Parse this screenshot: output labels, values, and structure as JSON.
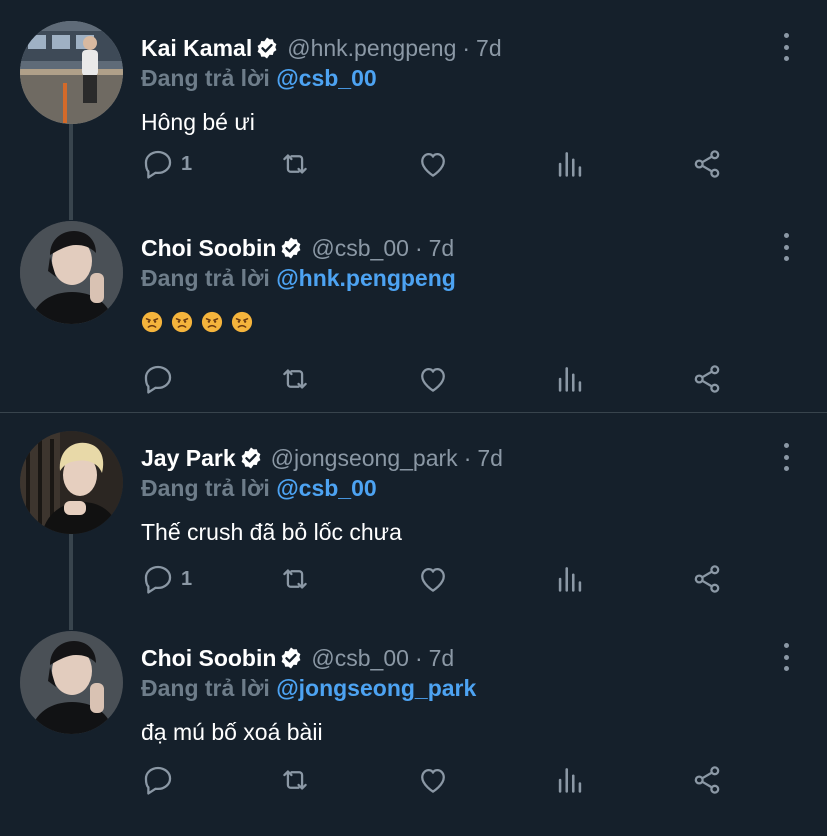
{
  "colors": {
    "background": "#15202b",
    "divider": "#38444d",
    "secondary_text": "#8b98a5",
    "mention": "#4da3f2",
    "verified": "#ffffff"
  },
  "threads": [
    {
      "tweets": [
        {
          "avatar_icon": "user-photo-standing-by-train",
          "name": "Kai Kamal",
          "handle": "@hnk.pengpeng",
          "dot": "·",
          "time": "7d",
          "replying_prefix": "Đang trả lời",
          "replying_to": "@csb_00",
          "text": "Hông bé ưi",
          "reply_count": "1"
        },
        {
          "avatar_icon": "user-photo-dark-hair",
          "name": "Choi Soobin",
          "handle": "@csb_00",
          "dot": "·",
          "time": "7d",
          "replying_prefix": "Đang trả lời",
          "replying_to": "@hnk.pengpeng",
          "emojis": [
            "angry-face-emoji",
            "angry-face-emoji",
            "angry-face-emoji",
            "angry-face-emoji"
          ],
          "reply_count": ""
        }
      ]
    },
    {
      "tweets": [
        {
          "avatar_icon": "user-photo-blonde-hair",
          "name": "Jay Park",
          "handle": "@jongseong_park",
          "dot": "·",
          "time": "7d",
          "replying_prefix": "Đang trả lời",
          "replying_to": "@csb_00",
          "text": "Thế crush đã bỏ lốc chưa",
          "reply_count": "1"
        },
        {
          "avatar_icon": "user-photo-dark-hair",
          "name": "Choi Soobin",
          "handle": "@csb_00",
          "dot": "·",
          "time": "7d",
          "replying_prefix": "Đang trả lời",
          "replying_to": "@jongseong_park",
          "text": "đạ mú bố xoá bàii",
          "reply_count": ""
        }
      ]
    }
  ],
  "action_icons": [
    "reply-icon",
    "retweet-icon",
    "like-icon",
    "analytics-icon",
    "share-icon"
  ]
}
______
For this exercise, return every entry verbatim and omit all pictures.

REPLY.
Parse this screenshot: output labels, values, and structure as JSON.
{
  "colors": {
    "background": "#15202b",
    "divider": "#38444d",
    "secondary_text": "#8b98a5",
    "mention": "#4da3f2",
    "verified": "#ffffff"
  },
  "threads": [
    {
      "tweets": [
        {
          "avatar_icon": "user-photo-standing-by-train",
          "name": "Kai Kamal",
          "handle": "@hnk.pengpeng",
          "dot": "·",
          "time": "7d",
          "replying_prefix": "Đang trả lời",
          "replying_to": "@csb_00",
          "text": "Hông bé ưi",
          "reply_count": "1"
        },
        {
          "avatar_icon": "user-photo-dark-hair",
          "name": "Choi Soobin",
          "handle": "@csb_00",
          "dot": "·",
          "time": "7d",
          "replying_prefix": "Đang trả lời",
          "replying_to": "@hnk.pengpeng",
          "emojis": [
            "angry-face-emoji",
            "angry-face-emoji",
            "angry-face-emoji",
            "angry-face-emoji"
          ],
          "reply_count": ""
        }
      ]
    },
    {
      "tweets": [
        {
          "avatar_icon": "user-photo-blonde-hair",
          "name": "Jay Park",
          "handle": "@jongseong_park",
          "dot": "·",
          "time": "7d",
          "replying_prefix": "Đang trả lời",
          "replying_to": "@csb_00",
          "text": "Thế crush đã bỏ lốc chưa",
          "reply_count": "1"
        },
        {
          "avatar_icon": "user-photo-dark-hair",
          "name": "Choi Soobin",
          "handle": "@csb_00",
          "dot": "·",
          "time": "7d",
          "replying_prefix": "Đang trả lời",
          "replying_to": "@jongseong_park",
          "text": "đạ mú bố xoá bàii",
          "reply_count": ""
        }
      ]
    }
  ],
  "action_icons": [
    "reply-icon",
    "retweet-icon",
    "like-icon",
    "analytics-icon",
    "share-icon"
  ]
}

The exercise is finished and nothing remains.